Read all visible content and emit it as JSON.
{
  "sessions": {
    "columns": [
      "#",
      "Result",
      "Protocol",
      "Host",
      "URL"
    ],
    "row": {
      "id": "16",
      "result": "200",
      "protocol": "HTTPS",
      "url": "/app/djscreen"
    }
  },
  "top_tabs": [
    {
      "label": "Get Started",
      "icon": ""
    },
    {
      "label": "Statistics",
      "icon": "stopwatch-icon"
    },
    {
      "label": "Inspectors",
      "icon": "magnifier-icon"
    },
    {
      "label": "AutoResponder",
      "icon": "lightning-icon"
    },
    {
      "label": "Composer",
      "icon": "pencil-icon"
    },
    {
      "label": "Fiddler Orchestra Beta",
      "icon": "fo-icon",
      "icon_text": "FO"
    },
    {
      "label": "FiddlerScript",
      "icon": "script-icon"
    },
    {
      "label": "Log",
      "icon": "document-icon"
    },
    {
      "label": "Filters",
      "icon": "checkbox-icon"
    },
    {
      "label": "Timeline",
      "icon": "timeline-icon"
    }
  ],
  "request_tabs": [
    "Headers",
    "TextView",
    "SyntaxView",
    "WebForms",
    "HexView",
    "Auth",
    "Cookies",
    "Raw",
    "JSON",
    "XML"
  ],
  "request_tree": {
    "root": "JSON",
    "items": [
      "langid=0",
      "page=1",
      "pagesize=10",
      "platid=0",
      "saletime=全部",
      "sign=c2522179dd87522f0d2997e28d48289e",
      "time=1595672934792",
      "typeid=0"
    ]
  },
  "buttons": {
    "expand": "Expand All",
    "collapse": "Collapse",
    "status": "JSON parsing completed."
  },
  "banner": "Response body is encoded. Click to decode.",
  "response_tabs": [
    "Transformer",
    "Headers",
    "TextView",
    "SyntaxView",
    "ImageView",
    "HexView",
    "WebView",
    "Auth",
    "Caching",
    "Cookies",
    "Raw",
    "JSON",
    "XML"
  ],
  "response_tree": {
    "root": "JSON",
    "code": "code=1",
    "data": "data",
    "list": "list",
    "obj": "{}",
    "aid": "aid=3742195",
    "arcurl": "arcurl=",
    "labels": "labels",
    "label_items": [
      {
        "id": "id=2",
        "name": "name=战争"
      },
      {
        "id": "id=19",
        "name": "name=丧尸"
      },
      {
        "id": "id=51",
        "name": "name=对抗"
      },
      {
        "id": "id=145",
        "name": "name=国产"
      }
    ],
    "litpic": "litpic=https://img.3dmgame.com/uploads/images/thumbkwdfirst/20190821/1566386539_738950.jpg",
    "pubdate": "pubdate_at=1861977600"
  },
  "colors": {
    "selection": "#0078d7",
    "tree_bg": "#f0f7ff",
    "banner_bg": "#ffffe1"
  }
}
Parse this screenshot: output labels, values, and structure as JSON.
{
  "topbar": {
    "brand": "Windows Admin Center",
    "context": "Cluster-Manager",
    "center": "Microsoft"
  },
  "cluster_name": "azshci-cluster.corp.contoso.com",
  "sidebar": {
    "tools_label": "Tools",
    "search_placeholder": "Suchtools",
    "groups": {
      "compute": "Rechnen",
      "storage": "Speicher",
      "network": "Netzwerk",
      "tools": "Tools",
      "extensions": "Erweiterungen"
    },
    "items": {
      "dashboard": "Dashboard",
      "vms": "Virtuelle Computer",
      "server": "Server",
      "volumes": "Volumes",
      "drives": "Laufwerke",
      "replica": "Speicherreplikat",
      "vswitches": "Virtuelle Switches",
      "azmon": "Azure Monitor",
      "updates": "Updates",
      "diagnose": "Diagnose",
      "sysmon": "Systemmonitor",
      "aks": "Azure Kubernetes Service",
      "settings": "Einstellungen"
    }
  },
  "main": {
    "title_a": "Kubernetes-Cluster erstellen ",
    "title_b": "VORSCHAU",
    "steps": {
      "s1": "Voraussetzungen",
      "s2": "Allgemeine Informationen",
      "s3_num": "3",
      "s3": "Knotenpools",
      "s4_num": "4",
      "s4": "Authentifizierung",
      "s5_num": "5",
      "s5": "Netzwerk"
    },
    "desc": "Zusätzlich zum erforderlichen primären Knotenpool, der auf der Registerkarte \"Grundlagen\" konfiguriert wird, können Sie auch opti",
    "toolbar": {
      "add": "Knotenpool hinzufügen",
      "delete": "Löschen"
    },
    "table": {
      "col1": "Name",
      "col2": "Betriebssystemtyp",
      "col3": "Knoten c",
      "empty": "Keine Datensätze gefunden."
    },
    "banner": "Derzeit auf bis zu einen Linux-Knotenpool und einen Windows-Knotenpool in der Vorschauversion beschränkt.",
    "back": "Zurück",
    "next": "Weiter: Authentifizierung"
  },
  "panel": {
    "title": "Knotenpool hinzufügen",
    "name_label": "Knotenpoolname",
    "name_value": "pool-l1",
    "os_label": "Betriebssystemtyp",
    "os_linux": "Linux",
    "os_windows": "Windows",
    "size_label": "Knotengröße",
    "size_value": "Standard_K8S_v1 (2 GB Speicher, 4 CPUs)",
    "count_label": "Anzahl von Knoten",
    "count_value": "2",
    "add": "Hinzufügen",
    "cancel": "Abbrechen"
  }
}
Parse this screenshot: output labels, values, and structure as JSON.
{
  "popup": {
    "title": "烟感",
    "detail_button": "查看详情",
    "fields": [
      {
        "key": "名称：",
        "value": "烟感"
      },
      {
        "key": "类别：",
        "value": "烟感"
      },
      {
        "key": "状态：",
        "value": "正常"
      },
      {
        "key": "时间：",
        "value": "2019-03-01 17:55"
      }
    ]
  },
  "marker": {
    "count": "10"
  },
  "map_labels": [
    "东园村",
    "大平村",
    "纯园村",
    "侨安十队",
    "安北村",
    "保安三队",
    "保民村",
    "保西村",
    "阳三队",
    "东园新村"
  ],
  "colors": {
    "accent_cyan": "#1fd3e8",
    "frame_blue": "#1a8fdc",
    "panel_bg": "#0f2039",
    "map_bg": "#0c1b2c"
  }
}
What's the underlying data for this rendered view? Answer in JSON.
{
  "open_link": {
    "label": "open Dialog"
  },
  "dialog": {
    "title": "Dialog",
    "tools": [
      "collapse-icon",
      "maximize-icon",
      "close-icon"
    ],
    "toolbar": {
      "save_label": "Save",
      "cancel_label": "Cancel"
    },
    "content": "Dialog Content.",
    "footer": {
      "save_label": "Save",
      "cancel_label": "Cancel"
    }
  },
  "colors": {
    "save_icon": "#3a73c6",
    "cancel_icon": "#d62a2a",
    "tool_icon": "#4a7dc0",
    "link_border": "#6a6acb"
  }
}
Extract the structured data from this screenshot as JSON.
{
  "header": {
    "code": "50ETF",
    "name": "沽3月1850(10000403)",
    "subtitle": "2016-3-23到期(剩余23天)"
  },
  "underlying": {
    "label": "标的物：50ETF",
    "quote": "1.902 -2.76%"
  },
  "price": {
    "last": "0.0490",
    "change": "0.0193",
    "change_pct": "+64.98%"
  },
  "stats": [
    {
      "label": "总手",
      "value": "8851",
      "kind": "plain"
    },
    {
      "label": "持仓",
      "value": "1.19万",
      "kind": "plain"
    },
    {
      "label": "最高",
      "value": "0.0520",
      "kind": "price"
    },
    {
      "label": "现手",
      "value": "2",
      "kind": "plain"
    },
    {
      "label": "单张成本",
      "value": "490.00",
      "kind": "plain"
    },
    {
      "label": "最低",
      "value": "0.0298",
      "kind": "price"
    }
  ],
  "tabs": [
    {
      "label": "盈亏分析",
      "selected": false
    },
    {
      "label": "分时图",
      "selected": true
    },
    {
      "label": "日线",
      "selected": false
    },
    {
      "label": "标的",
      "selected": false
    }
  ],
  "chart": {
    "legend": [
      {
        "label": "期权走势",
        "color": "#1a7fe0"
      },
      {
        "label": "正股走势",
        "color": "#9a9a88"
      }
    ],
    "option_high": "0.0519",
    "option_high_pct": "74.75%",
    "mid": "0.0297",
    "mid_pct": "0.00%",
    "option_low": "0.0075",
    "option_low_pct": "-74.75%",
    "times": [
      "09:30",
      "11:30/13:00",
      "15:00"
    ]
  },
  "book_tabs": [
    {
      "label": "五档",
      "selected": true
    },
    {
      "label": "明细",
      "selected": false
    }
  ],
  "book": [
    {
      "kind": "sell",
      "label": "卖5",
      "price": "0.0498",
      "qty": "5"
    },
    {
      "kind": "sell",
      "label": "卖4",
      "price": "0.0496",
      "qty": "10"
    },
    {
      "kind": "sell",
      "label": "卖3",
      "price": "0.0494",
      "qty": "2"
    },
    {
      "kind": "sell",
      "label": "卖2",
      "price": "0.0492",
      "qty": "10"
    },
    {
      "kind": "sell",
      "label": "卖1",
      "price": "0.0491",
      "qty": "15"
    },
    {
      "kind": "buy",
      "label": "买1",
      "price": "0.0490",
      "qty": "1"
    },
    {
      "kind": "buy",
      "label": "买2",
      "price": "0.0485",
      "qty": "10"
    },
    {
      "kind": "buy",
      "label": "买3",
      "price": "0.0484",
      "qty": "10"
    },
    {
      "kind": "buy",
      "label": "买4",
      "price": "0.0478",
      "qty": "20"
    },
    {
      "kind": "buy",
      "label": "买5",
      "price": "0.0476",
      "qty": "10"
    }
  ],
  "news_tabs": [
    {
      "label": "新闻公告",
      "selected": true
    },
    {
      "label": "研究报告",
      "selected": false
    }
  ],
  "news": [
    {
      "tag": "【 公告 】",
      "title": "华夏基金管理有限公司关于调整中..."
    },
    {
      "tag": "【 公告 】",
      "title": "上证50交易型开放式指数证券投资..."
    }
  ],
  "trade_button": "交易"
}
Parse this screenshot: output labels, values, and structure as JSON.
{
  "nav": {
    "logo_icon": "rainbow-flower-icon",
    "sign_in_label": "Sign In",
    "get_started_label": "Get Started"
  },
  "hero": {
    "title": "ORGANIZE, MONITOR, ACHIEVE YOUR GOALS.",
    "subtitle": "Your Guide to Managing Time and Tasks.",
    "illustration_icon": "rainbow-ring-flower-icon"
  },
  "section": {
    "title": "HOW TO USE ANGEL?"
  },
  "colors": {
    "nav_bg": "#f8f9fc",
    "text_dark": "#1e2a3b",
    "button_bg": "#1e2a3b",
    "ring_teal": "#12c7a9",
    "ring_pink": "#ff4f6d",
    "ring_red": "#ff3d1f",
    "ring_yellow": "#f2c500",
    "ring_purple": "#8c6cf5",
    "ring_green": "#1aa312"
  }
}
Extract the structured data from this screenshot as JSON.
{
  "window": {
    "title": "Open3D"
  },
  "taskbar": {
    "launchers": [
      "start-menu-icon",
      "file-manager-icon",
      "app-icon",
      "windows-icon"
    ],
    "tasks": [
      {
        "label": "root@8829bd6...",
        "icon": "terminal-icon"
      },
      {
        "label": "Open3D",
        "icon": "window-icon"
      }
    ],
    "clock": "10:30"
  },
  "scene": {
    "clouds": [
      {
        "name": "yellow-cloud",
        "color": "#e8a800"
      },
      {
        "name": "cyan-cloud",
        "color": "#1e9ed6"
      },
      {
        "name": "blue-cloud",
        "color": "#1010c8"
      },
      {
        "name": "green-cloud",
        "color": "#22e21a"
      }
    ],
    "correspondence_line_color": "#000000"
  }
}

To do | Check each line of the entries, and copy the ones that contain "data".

Output of the exercise |
    "data": "data",
What's the underlying data for this rendered view? Answer in JSON.
Extract the structured data from this screenshot as JSON.
Extract the structured data from this screenshot as JSON.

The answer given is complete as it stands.